**EXERCISE OBJECTIVE:** From the records that follow, copy every line that contains the word "JSON".

========

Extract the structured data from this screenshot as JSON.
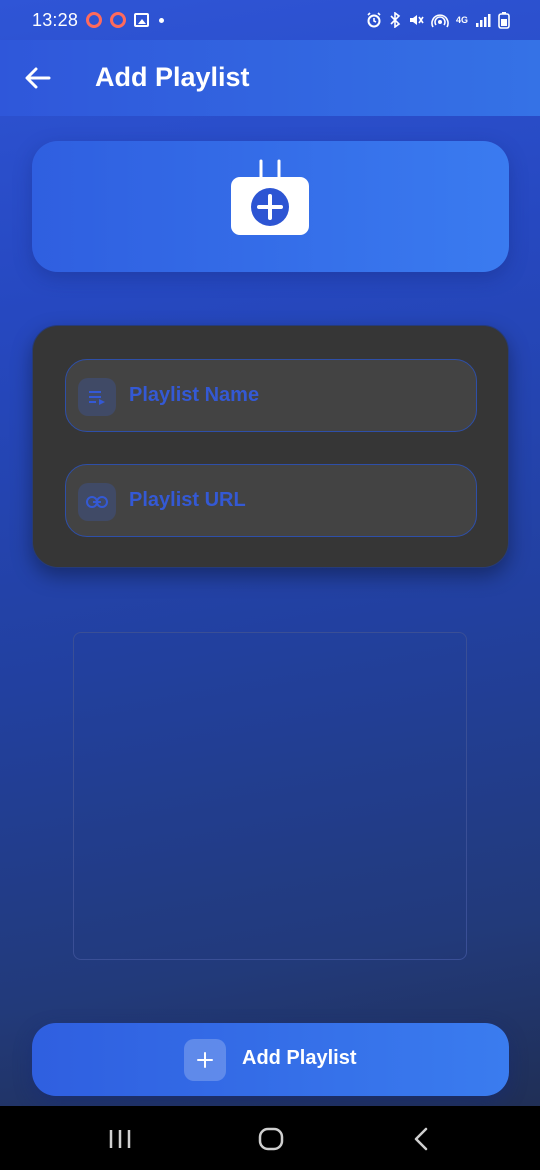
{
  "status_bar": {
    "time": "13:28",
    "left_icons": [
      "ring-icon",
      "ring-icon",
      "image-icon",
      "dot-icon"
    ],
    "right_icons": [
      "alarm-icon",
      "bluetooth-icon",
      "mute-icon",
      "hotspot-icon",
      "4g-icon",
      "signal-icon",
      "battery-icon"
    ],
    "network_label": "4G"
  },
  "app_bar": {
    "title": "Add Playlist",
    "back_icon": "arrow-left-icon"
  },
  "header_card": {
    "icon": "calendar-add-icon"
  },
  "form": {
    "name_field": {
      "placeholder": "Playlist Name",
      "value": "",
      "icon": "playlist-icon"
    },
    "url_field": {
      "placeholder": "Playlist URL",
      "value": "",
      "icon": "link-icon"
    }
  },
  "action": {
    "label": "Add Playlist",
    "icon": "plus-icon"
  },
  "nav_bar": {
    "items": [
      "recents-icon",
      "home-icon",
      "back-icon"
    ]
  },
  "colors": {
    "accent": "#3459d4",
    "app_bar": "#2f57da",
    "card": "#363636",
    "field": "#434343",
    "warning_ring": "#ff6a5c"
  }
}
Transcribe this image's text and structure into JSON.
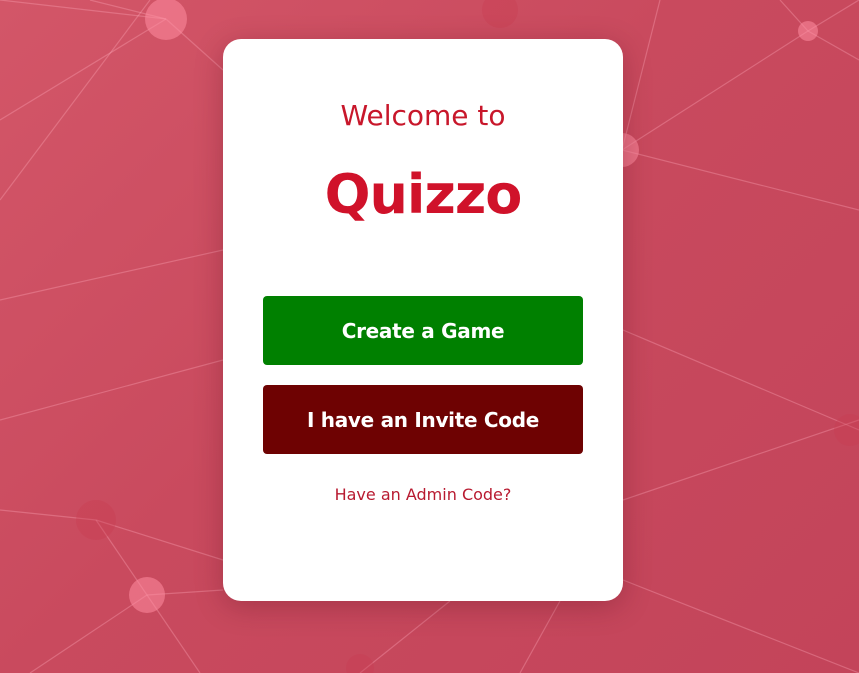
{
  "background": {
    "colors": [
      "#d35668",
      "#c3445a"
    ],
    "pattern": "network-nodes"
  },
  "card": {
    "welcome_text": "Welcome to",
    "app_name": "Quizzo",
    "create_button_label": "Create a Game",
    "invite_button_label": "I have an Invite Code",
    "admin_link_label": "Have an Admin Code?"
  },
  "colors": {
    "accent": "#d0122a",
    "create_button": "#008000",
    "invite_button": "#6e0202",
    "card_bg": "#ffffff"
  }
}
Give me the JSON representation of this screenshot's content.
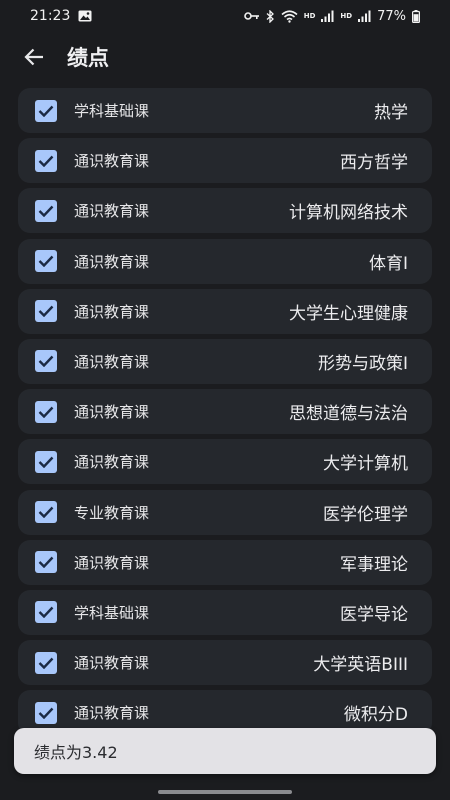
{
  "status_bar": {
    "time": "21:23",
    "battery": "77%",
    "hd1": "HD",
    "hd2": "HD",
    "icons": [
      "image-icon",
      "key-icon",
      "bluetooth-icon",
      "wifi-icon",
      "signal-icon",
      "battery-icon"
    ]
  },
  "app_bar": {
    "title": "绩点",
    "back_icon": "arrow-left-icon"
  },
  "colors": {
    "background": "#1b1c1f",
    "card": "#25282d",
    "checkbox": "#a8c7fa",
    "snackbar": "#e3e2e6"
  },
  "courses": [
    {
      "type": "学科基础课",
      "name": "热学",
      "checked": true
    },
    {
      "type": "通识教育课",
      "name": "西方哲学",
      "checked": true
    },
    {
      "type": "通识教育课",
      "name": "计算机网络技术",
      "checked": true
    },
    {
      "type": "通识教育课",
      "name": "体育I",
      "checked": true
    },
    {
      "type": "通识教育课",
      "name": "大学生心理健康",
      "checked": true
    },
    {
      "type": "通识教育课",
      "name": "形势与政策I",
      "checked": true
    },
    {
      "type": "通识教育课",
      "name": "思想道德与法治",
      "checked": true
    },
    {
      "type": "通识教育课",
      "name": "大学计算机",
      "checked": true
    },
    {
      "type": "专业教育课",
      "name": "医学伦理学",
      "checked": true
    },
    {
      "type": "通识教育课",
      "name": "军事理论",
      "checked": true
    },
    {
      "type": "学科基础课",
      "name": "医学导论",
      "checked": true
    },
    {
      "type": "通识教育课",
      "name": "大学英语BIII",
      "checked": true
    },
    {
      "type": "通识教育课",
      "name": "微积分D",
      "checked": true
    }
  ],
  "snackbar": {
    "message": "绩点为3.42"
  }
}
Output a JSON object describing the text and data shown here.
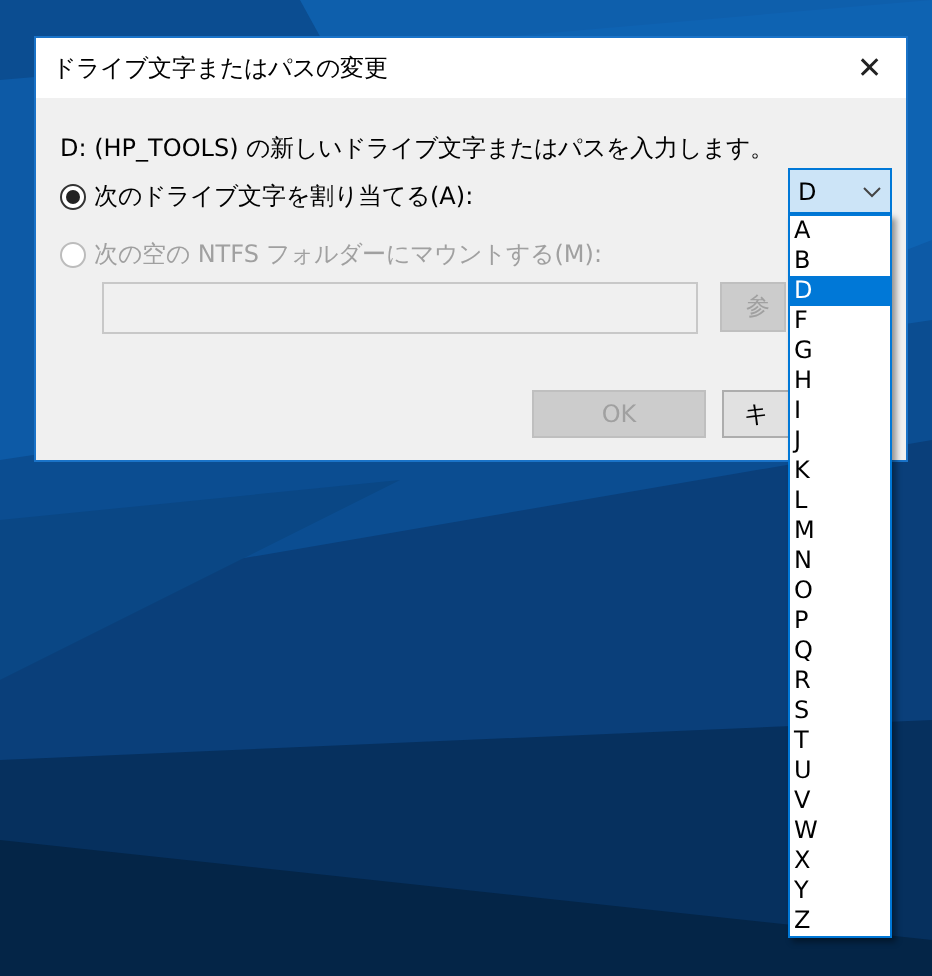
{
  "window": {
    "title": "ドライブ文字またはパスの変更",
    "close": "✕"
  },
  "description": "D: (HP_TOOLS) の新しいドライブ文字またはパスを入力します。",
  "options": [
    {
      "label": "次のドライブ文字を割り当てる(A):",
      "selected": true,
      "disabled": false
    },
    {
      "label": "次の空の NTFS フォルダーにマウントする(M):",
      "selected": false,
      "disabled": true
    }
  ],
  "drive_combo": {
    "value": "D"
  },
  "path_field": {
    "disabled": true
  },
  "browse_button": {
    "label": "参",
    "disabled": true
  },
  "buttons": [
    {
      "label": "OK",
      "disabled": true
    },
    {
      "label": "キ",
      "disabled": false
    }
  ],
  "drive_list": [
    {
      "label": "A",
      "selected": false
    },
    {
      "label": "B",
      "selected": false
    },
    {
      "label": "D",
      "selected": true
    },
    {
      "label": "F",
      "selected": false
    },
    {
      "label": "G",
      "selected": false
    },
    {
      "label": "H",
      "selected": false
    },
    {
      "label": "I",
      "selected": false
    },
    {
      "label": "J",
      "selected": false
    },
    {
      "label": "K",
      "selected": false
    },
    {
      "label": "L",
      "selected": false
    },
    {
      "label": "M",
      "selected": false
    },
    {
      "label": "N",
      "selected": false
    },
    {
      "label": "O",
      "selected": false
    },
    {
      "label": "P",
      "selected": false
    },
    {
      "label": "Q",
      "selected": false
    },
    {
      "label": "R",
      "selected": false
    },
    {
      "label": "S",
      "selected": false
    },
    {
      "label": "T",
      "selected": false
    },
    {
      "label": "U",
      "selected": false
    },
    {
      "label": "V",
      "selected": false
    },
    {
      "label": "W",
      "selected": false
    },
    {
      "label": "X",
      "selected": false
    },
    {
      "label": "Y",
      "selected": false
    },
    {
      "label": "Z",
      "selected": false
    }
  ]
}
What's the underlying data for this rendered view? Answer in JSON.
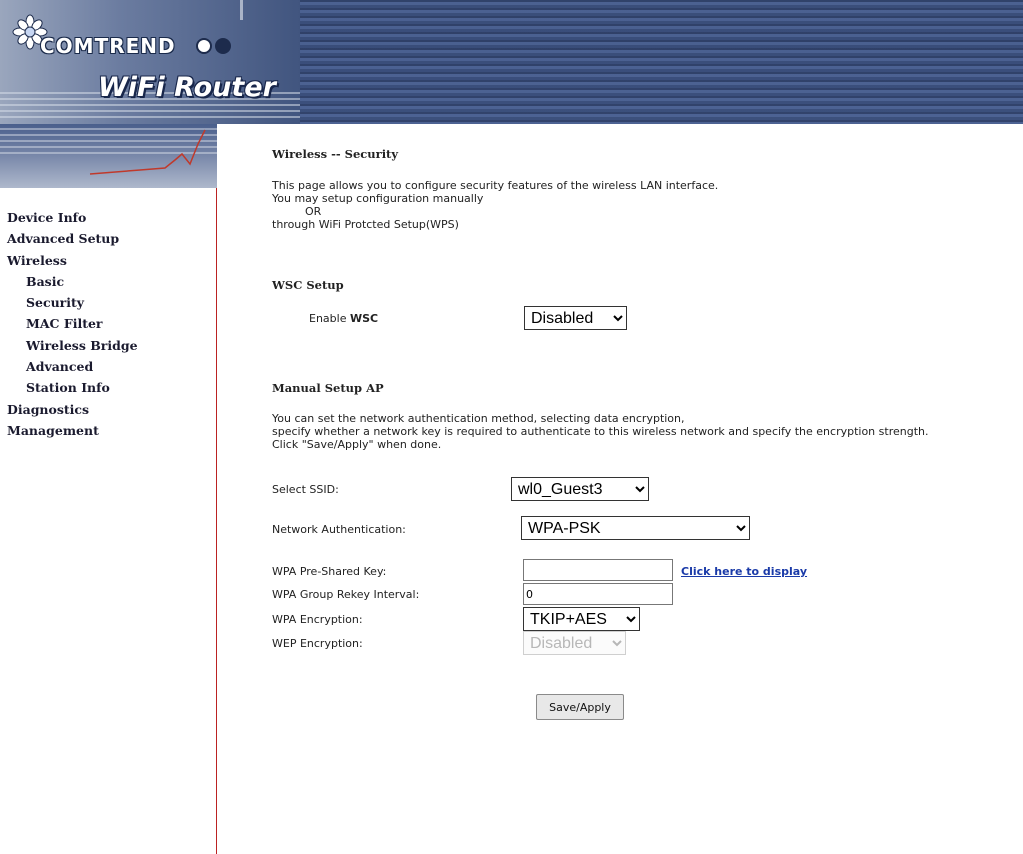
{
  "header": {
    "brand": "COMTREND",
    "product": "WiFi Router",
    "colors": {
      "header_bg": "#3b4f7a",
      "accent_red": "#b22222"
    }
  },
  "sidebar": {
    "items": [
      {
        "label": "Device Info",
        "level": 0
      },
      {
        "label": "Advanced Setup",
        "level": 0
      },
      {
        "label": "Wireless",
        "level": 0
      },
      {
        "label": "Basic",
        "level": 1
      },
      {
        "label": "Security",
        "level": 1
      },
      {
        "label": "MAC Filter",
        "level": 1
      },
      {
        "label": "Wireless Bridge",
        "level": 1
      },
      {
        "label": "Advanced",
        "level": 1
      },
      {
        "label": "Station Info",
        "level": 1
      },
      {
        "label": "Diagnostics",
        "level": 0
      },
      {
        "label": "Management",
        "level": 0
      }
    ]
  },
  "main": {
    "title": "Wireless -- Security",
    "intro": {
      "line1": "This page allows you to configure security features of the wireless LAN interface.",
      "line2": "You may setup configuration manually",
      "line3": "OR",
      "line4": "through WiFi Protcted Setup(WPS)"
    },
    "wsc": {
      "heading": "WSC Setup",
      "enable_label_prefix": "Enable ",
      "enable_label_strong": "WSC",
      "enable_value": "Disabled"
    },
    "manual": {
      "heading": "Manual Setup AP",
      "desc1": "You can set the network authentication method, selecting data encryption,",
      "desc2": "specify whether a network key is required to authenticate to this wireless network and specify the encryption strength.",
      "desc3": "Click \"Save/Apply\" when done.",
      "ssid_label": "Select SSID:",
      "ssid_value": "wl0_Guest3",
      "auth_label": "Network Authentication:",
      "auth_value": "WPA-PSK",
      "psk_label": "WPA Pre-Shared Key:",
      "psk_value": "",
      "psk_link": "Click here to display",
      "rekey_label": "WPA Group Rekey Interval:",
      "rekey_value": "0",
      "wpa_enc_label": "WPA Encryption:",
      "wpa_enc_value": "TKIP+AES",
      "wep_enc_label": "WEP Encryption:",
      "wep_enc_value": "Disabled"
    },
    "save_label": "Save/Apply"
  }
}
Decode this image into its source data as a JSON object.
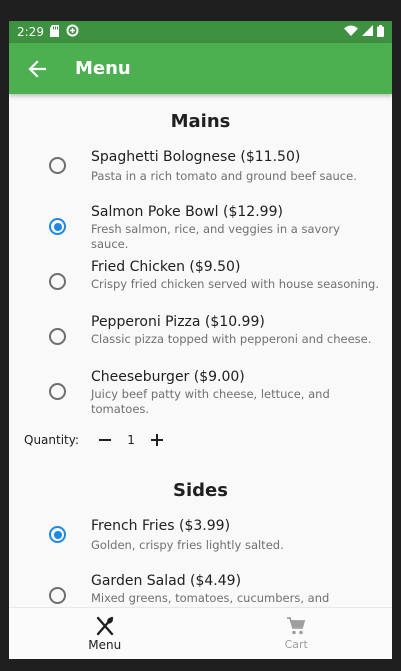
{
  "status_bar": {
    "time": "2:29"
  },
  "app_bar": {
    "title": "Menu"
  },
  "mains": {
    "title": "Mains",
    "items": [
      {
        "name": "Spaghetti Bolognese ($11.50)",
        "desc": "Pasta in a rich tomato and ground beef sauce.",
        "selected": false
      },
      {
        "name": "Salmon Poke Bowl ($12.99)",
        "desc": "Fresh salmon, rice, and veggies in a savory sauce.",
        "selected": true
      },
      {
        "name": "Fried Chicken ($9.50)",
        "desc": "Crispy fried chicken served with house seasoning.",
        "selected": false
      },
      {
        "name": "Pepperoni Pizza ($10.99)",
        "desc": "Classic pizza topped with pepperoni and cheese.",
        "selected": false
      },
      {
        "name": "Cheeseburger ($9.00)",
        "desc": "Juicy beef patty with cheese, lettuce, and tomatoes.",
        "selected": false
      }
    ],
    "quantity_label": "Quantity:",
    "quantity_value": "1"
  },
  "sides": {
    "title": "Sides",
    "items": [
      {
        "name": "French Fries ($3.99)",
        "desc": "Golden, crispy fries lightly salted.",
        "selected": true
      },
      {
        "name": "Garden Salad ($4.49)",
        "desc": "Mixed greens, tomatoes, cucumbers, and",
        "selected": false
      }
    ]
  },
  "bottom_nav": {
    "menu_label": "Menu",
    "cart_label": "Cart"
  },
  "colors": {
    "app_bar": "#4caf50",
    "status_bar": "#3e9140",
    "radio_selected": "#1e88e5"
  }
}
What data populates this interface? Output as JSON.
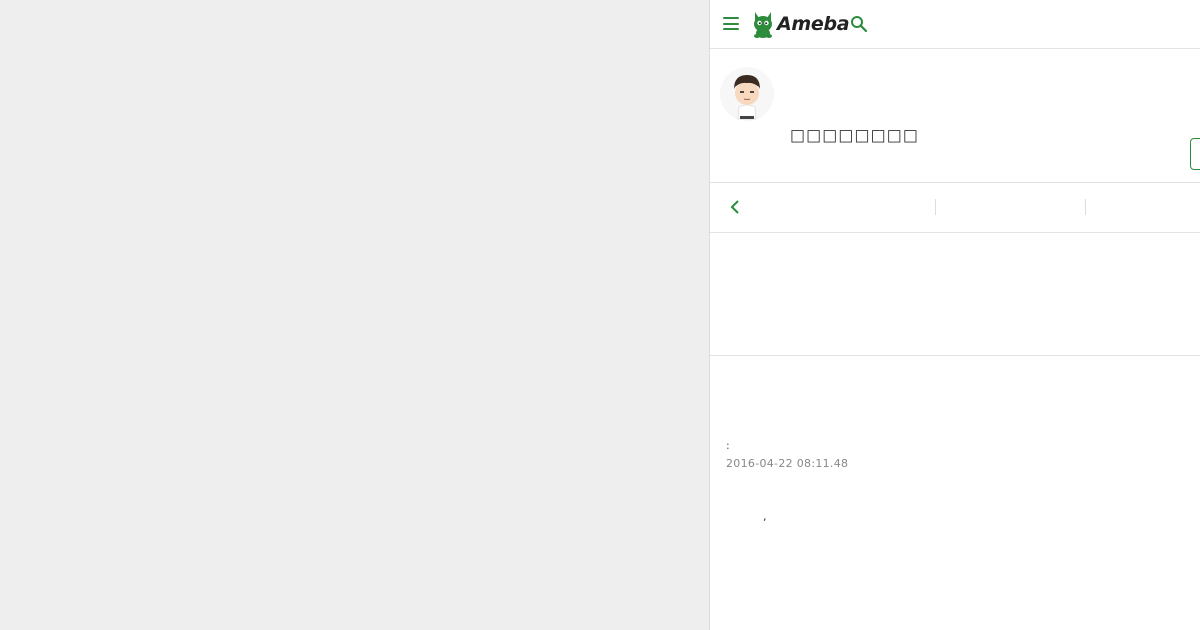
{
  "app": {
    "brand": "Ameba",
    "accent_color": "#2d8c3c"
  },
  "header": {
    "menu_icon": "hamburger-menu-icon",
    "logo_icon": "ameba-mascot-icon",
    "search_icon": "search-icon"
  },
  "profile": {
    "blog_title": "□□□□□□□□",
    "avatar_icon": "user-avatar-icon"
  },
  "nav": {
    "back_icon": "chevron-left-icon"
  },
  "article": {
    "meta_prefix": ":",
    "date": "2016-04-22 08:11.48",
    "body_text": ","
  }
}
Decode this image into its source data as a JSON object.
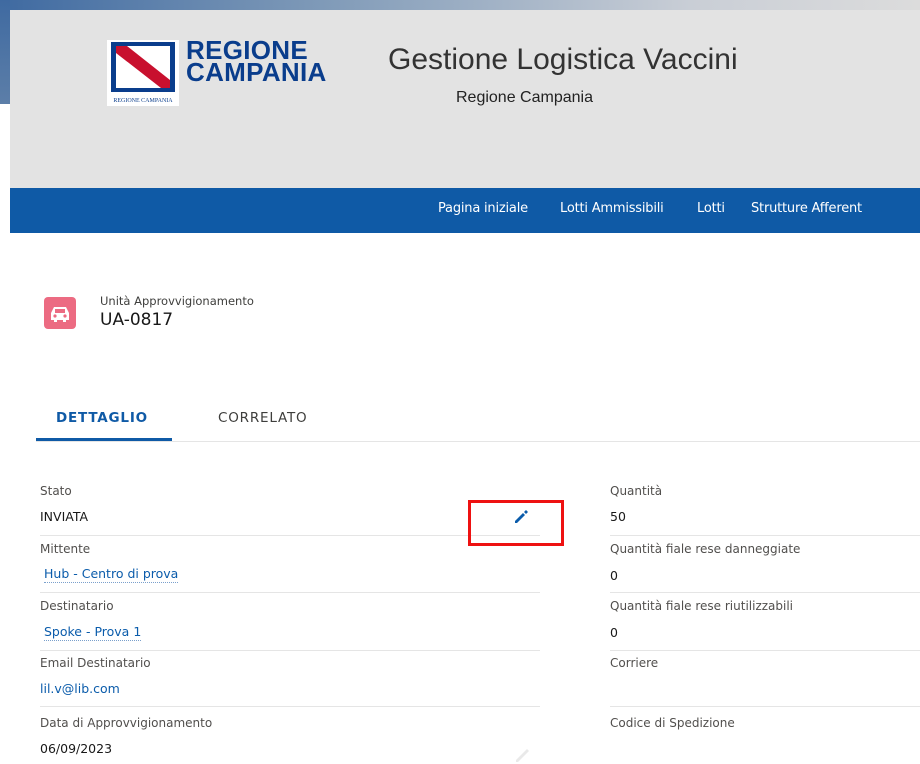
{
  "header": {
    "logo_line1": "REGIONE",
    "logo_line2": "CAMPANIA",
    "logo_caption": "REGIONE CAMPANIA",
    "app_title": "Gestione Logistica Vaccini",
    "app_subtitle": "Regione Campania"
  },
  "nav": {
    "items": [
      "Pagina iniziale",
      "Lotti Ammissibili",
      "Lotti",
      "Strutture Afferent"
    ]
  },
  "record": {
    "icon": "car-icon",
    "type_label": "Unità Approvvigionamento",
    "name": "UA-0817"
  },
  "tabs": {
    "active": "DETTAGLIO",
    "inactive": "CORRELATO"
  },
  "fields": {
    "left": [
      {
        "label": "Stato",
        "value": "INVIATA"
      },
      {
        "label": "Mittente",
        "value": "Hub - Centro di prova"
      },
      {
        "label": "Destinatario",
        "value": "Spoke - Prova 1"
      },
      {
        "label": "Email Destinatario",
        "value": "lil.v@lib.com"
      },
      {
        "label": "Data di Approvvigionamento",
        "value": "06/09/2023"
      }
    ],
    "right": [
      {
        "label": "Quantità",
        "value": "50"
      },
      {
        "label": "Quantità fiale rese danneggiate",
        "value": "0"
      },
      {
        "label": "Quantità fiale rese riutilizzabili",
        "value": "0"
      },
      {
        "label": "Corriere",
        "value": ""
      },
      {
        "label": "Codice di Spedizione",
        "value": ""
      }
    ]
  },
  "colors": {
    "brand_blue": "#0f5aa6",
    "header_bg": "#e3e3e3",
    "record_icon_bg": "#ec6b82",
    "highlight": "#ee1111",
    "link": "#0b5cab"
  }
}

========

**ANSWER TO THIS TASK:**
Extract the structured data from this screenshot as JSON.
Transcribe this image's text and structure into JSON.
Give me the JSON representation of this screenshot's content.
Output a JSON object describing the text and data shown here.
What's the underlying data for this rendered view? Answer in JSON.
Decode this image into its source data as a JSON object.
What data populates this interface? Output as JSON.
Decode this image into its source data as a JSON object.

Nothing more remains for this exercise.